Dutch PM Rutte Survives Censure Vote
Dutch Prime Minister Mark Rutte survived a censure vote in the early hours of Thursday called by lawmakers who believe he withheld information about how his Cabinet reached an unpopular decision to scrap a tax on dividends.
Almost all opposition lawmakers believe Rutte misled them when he said in November he did not remember there being any memos prepared during negotiations on the issue. On Tuesday, the government released nearly 60 pages of documentation uncovered after a freedom of information request.
A motion denouncing Rutte’s handling of the matter failed to gain a simple majority in the 150-seat house with 67 votes in favor and 76 against. Seven legislators did not cast votes.
The decision to scrap the tax was part of a successful campaign to entice Unilever to choose the Netherlands, rather than Britain, for its head office. The documents showed Unilever considered the tax cut “decisive.”
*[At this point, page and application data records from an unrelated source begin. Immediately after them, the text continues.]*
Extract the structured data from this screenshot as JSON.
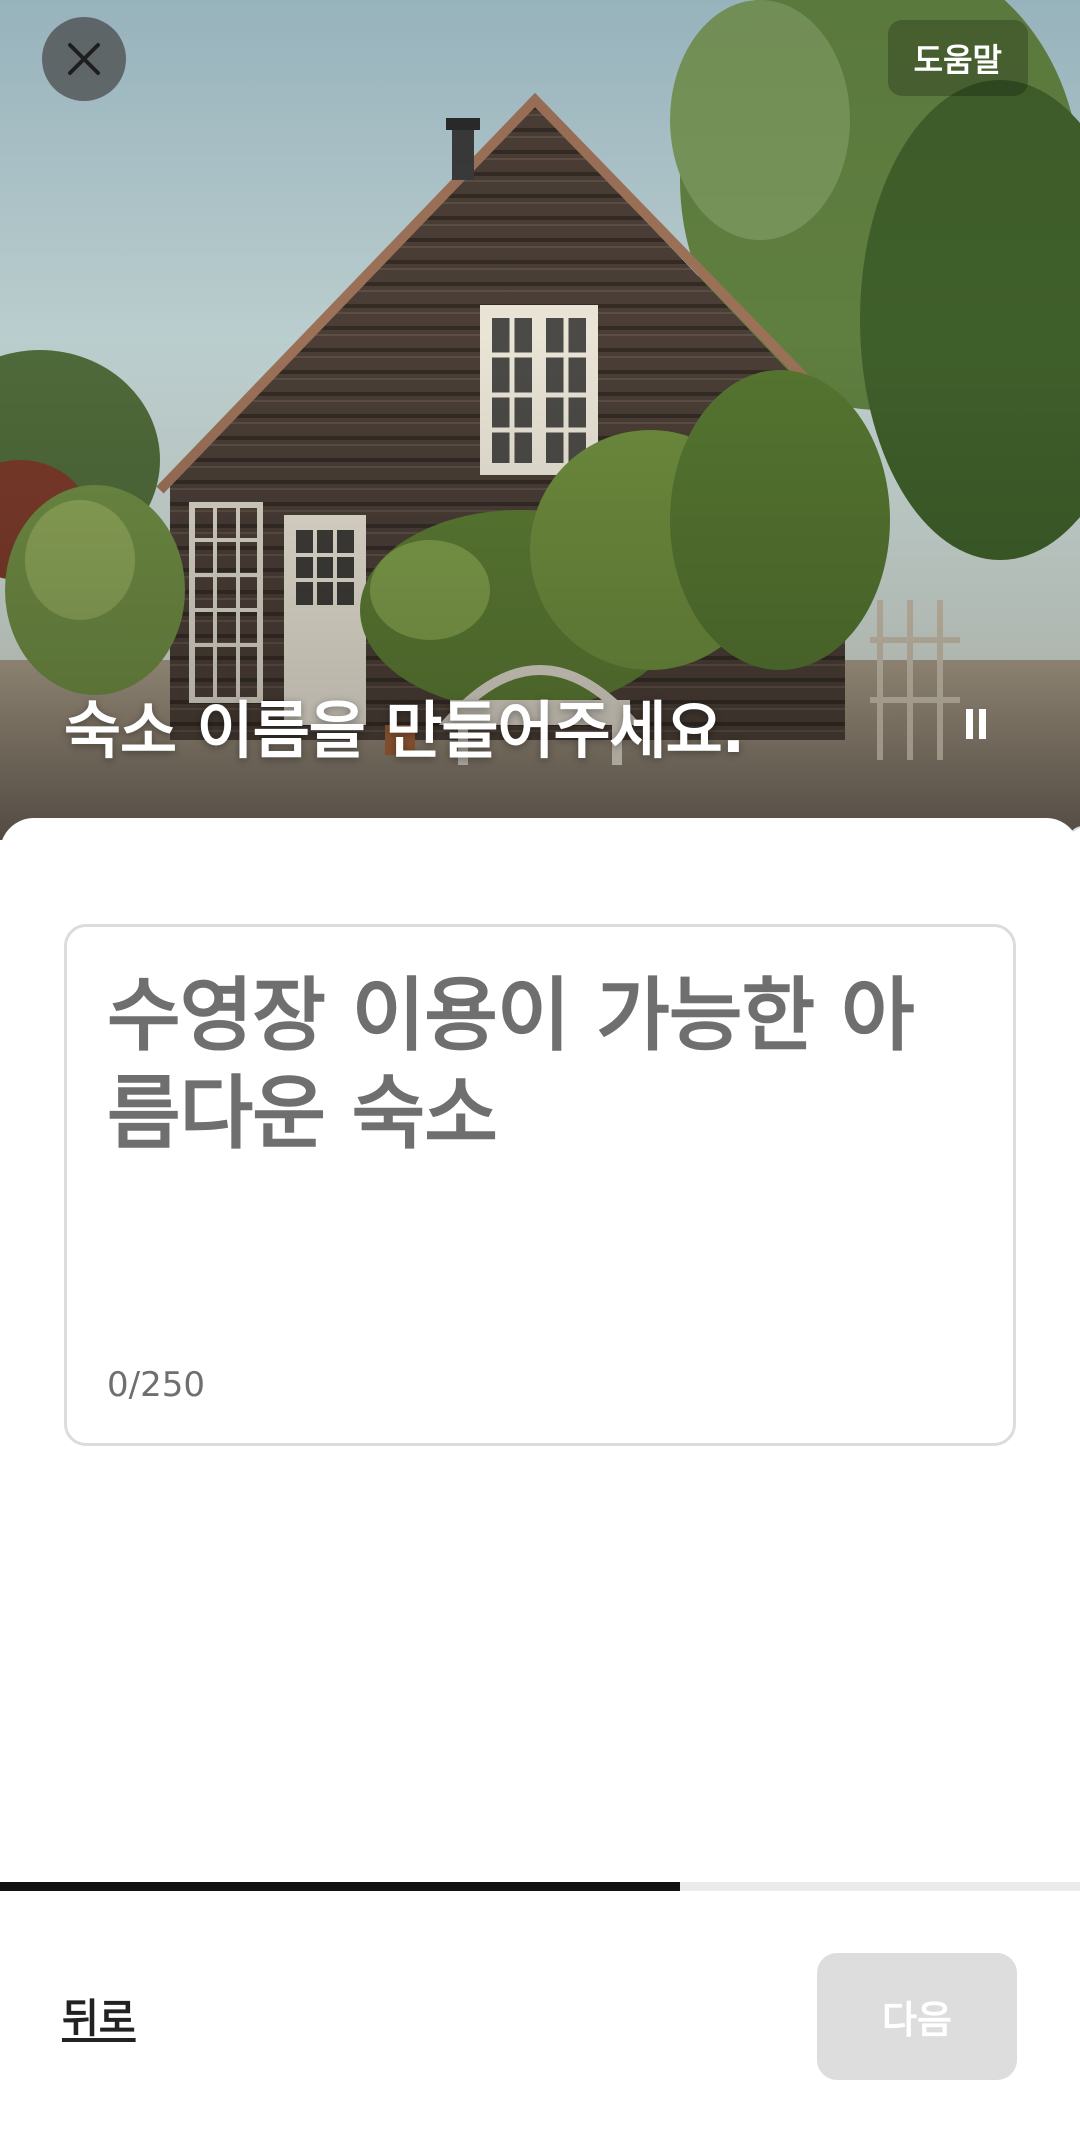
{
  "header": {
    "close_icon": "close-icon",
    "help_label": "도움말"
  },
  "hero": {
    "title": "숙소 이름을 만들어주세요.",
    "pause_icon": "pause-icon"
  },
  "listing_name": {
    "value": "",
    "placeholder": "수영장 이용이 가능한 아름다운 숙소",
    "char_count": "0/250"
  },
  "progress": {
    "fraction": 0.63
  },
  "footer": {
    "back_label": "뒤로",
    "next_label": "다음"
  },
  "colors": {
    "accent": "#222222",
    "disabled_button": "#dddddd",
    "progress_fill": "#111111",
    "progress_track": "#ebebeb"
  }
}
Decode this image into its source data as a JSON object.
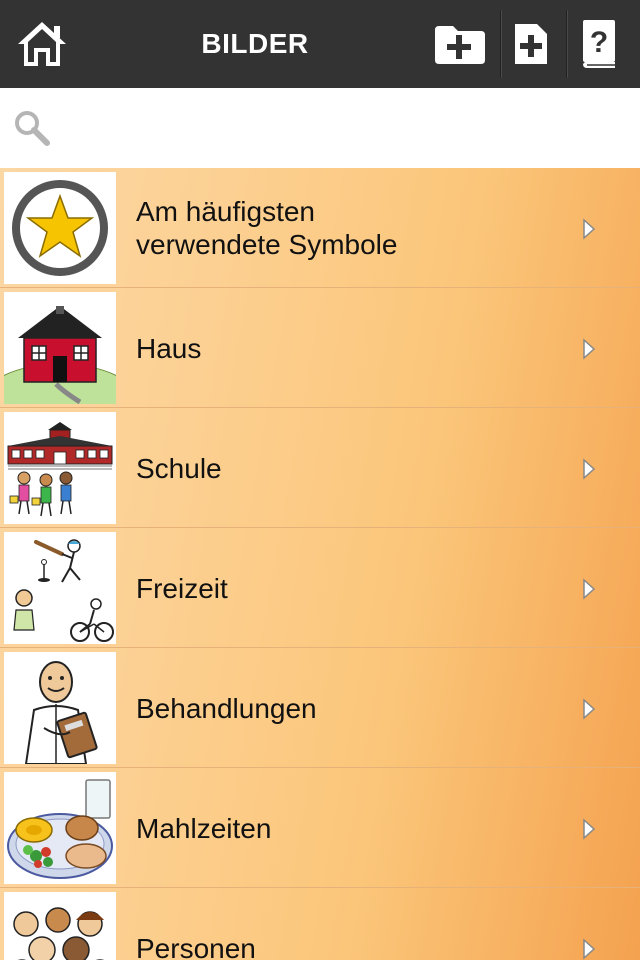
{
  "header": {
    "title": "BILDER",
    "home_icon": "home-icon",
    "add_folder_icon": "folder-plus-icon",
    "add_item_icon": "document-plus-icon",
    "help_icon": "help-book-icon",
    "background": "#333333"
  },
  "search": {
    "placeholder": "",
    "value": "",
    "icon": "search-icon"
  },
  "list": {
    "gradient_start": "#fbd7a4",
    "gradient_end": "#f4a24f",
    "items": [
      {
        "label": "Am häufigsten verwendete Symbole",
        "icon": "star-icon"
      },
      {
        "label": "Haus",
        "icon": "house-icon"
      },
      {
        "label": "Schule",
        "icon": "school-icon"
      },
      {
        "label": "Freizeit",
        "icon": "leisure-icon"
      },
      {
        "label": "Behandlungen",
        "icon": "treatment-icon"
      },
      {
        "label": "Mahlzeiten",
        "icon": "meal-icon"
      },
      {
        "label": "Personen",
        "icon": "people-icon"
      }
    ]
  }
}
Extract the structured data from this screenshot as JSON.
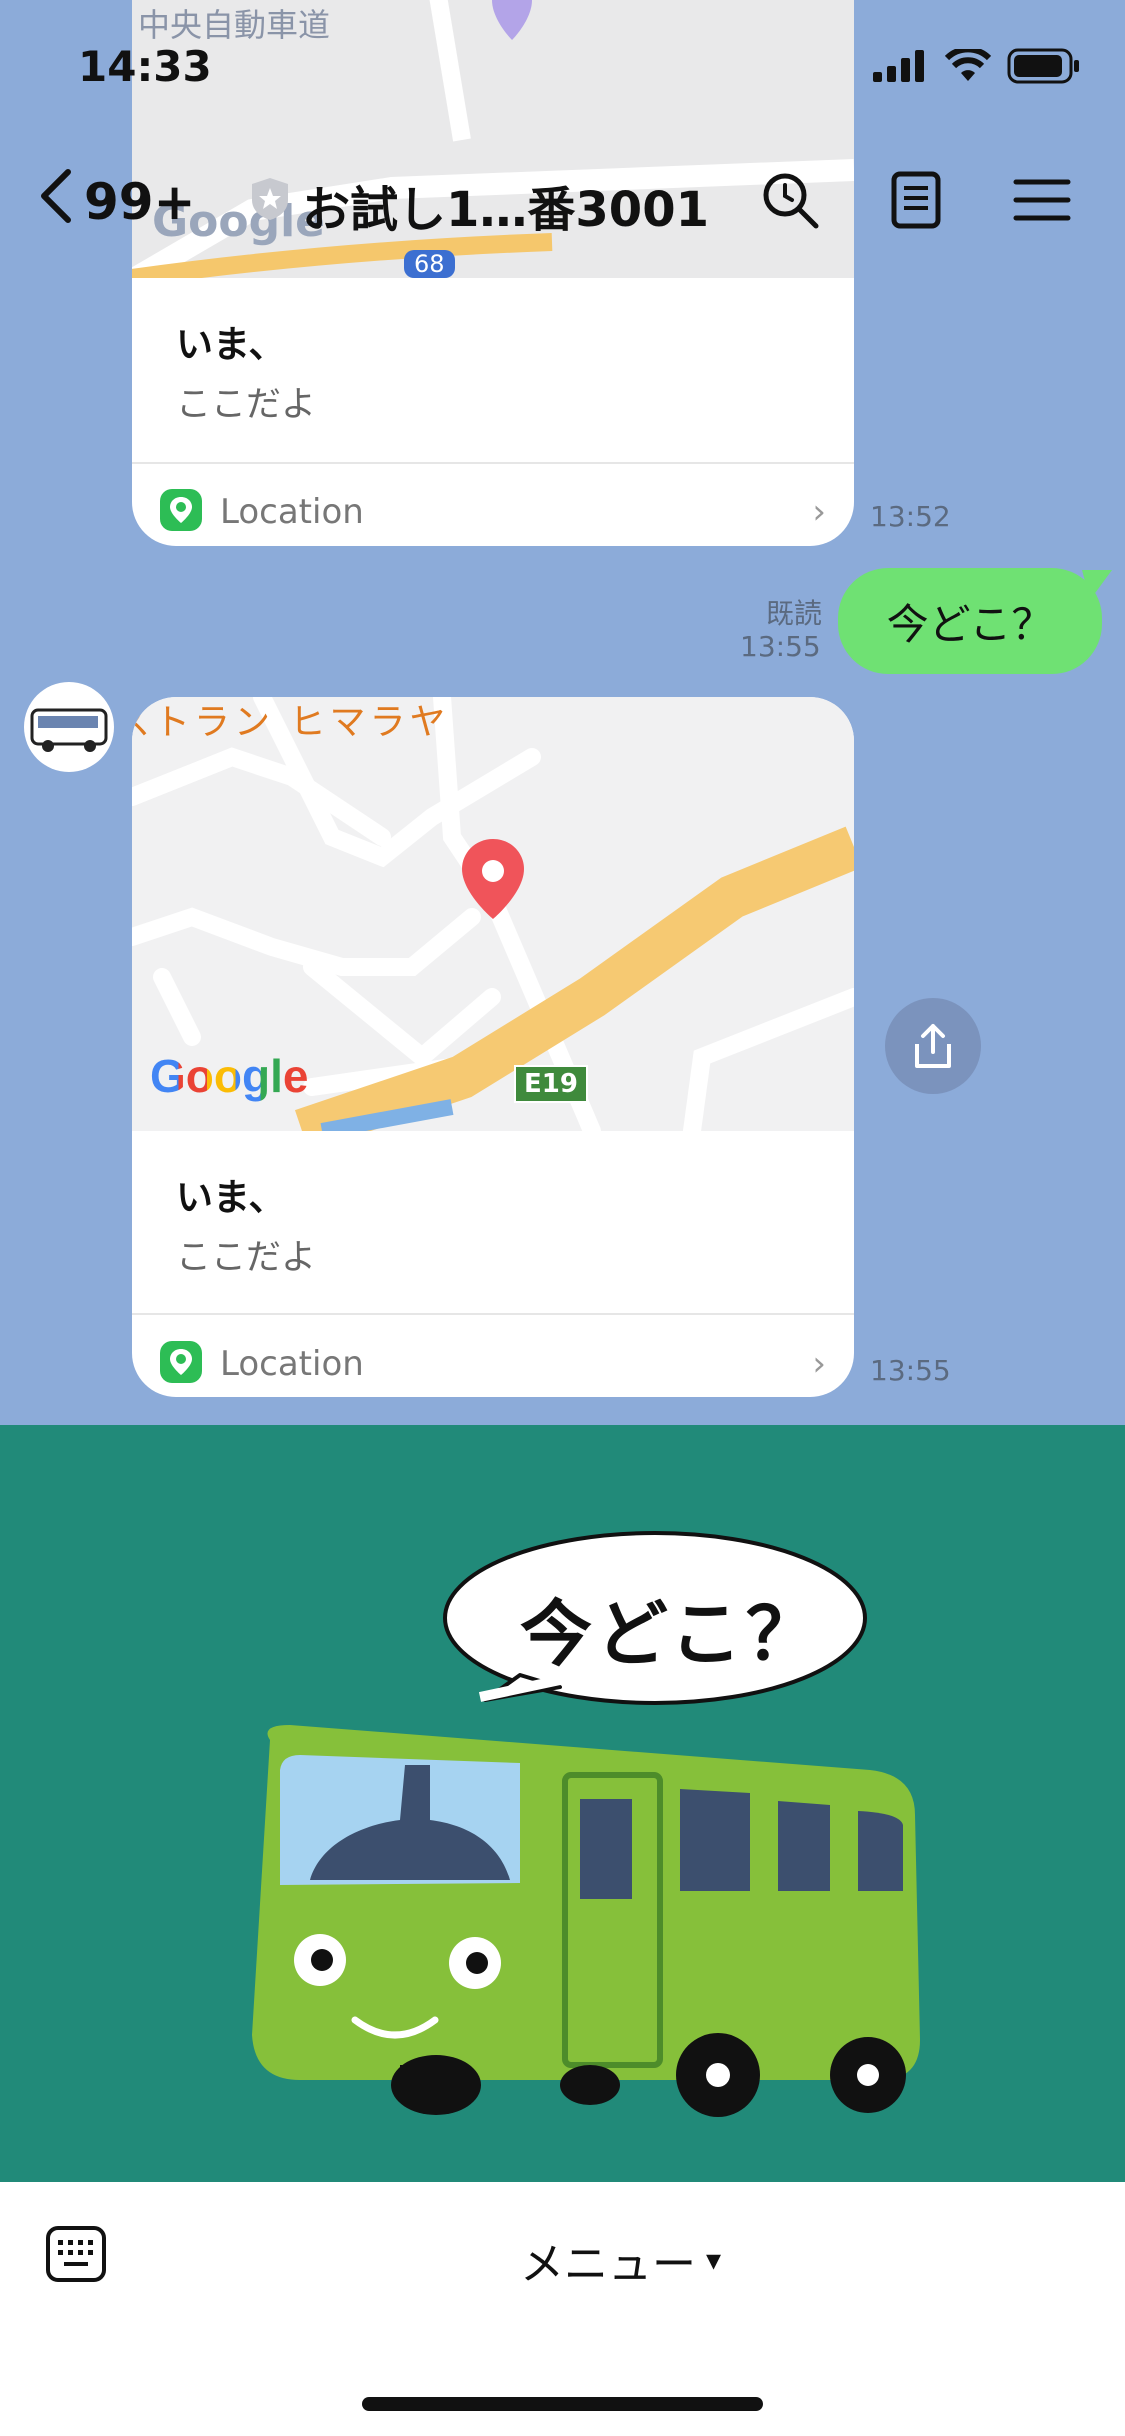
{
  "status": {
    "time": "14:33"
  },
  "header": {
    "back_count": "99+",
    "title": "お試し1…番3001"
  },
  "messages": [
    {
      "title": "いま、",
      "subtitle": "ここだよ",
      "footer_label": "Location",
      "time": "13:52"
    },
    {
      "text": "今どこ？",
      "read_label": "既読",
      "time": "13:55"
    },
    {
      "map_text": "ストラン ヒマラヤ",
      "map_road": "E19",
      "map_brand": "Google",
      "title": "いま、",
      "subtitle": "ここだよ",
      "footer_label": "Location",
      "time": "13:55"
    }
  ],
  "map_top": {
    "text": "中央自動車道",
    "road": "68",
    "brand": "Google"
  },
  "banner": {
    "speech": "今どこ？"
  },
  "menu": {
    "label": "メニュー",
    "arrow": "▾"
  },
  "colors": {
    "background": "#8cabd9",
    "bubble_me": "#6fe173",
    "banner": "#218a79",
    "map_pin": "#f0545a",
    "location_icon": "#2dbd55"
  }
}
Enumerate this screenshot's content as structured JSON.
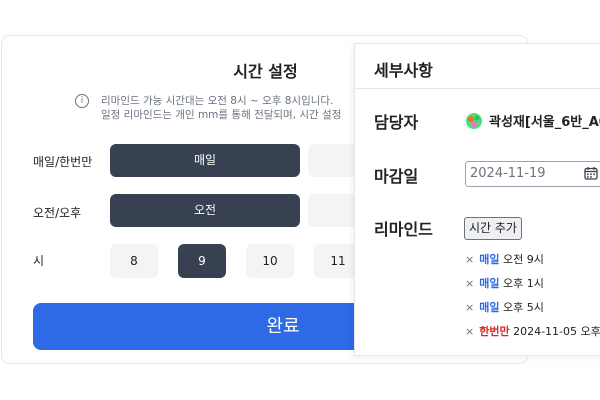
{
  "dialog": {
    "title": "시간 설정",
    "info_line1": "리마인드 가능 시간대는 오전 8시 ~ 오후 8시입니다.",
    "info_line2": "일정 리마인드는 개인 mm를 통해 전달되며, 시간 설정",
    "repeat_label": "매일/한번만",
    "repeat_options": [
      "매일",
      ""
    ],
    "ampm_label": "오전/오후",
    "ampm_options": [
      "오전",
      ""
    ],
    "hour_label": "시",
    "hours": [
      "8",
      "9",
      "10",
      "11"
    ],
    "selected_hour": "9",
    "done_label": "완료",
    "colors": {
      "primary": "#2f6ae6",
      "selected": "#374151"
    }
  },
  "panel": {
    "title": "세부사항",
    "assignee_label": "담당자",
    "assignee_name": "곽성재[서울_6반_A0",
    "due_label": "마감일",
    "due_value": "2024-11-19",
    "reminder_label": "리마인드",
    "add_time_label": "시간 추가",
    "reminders": [
      {
        "type": "매일",
        "time": "오전 9시"
      },
      {
        "type": "매일",
        "time": "오후 1시"
      },
      {
        "type": "매일",
        "time": "오후 5시"
      },
      {
        "type": "한번만",
        "time": "2024-11-05 오후"
      }
    ],
    "colors": {
      "daily": "#2f6ae6",
      "once": "#dc2626"
    }
  }
}
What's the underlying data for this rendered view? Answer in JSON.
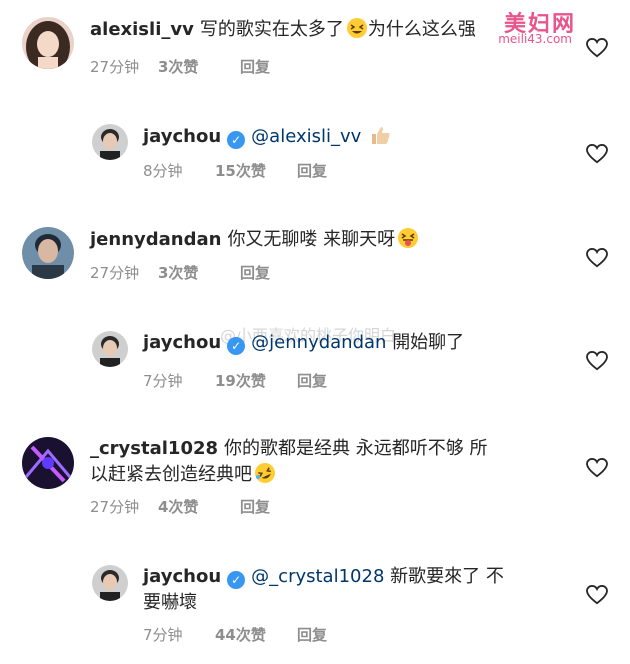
{
  "watermarks": {
    "site_name": "美妇网",
    "site_url": "meili43.com",
    "weibo": "@小西喜欢的桃子你明白"
  },
  "comments": [
    {
      "username": "alexisli_vv",
      "verified": false,
      "mention": "",
      "text": "写的歌实在太多了",
      "text_after_emoji": "为什么这么强",
      "emoji": "grinning-squint-emoji",
      "time": "27分钟",
      "likes": "3次赞",
      "reply_label": "回复"
    },
    {
      "username": "jaychou",
      "verified": true,
      "mention": "@alexisli_vv",
      "text": "",
      "emoji": "thumbs-up-emoji",
      "time": "8分钟",
      "likes": "15次赞",
      "reply_label": "回复"
    },
    {
      "username": "jennydandan",
      "verified": false,
      "mention": "",
      "text": "你又无聊喽 来聊天呀",
      "emoji": "tongue-out-emoji",
      "time": "27分钟",
      "likes": "3次赞",
      "reply_label": "回复"
    },
    {
      "username": "jaychou",
      "verified": true,
      "mention": "@jennydandan",
      "text": "開始聊了",
      "emoji": "",
      "time": "7分钟",
      "likes": "19次赞",
      "reply_label": "回复"
    },
    {
      "username": "_crystal1028",
      "verified": false,
      "mention": "",
      "text": "你的歌都是经典 永远都听不够 所",
      "text_line2": "以赶紧去创造经典吧",
      "emoji": "rofl-emoji",
      "time": "27分钟",
      "likes": "4次赞",
      "reply_label": "回复"
    },
    {
      "username": "jaychou",
      "verified": true,
      "mention": "@_crystal1028",
      "text": "新歌要來了 不",
      "text_line2": "要嚇壞",
      "emoji": "",
      "time": "7分钟",
      "likes": "44次赞",
      "reply_label": "回复"
    }
  ]
}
The affair became the center of a political storm for Rutte, who had repeatedly said he had no memory of documents showing the decision-making process Rutte admitted during roughly eight hours of debate that ran past midnight Wednesday that he had “made a mistake” by telling parliament he could not remember and later finding out the memos had been used in negotiations.
“The Prime Minister has given us no transparency, no full answer, but has twisted around the truth like a slippery eel,” opposition leader Geert Wilders said in parliament before the vote.
But coalition partners defended Rutte’s lack of memory, saying the decision to drop the dividend tax was not a contentious topic during the government talks.
“There was no long clash about the proposal, so I have no strong memories of the process,” Christian Democrats leader Sybrand van Haersma Buma said.
The cut was announced in October as part of the governing pact of Rutte’s new center-right government. The government explained the decision as a step to promote employment and attract foreign businesses, while the opposition criticised it as a 1.4 billion euro ($1.71 billion) boon to foreigners.
Until last week, Rutte maintained he could not remember seeing any detailed written documents prepared during coalition talks last summer explaining pros and cons of the tax cut.
After a freedom of information request revealed that such documents did exist, Rutte said they could not be released because they were confidential.
He bowed to pressure on Tuesday night, and the government published a file of 12 memos, totalling more than 50 pages, outlining a months-long internal decision process.
The documents, prepared by officials in Rutte’s previous cabinet for the coalition talks that kept him in power, showed senior politicians initially opposing scrapping the tax only to be persuaded as big firms made their case.
Royal Dutch Shell has said it consistently opposed the tax. The press office of Unilever in the Netherlands was not immediately available to comment on Wednesday.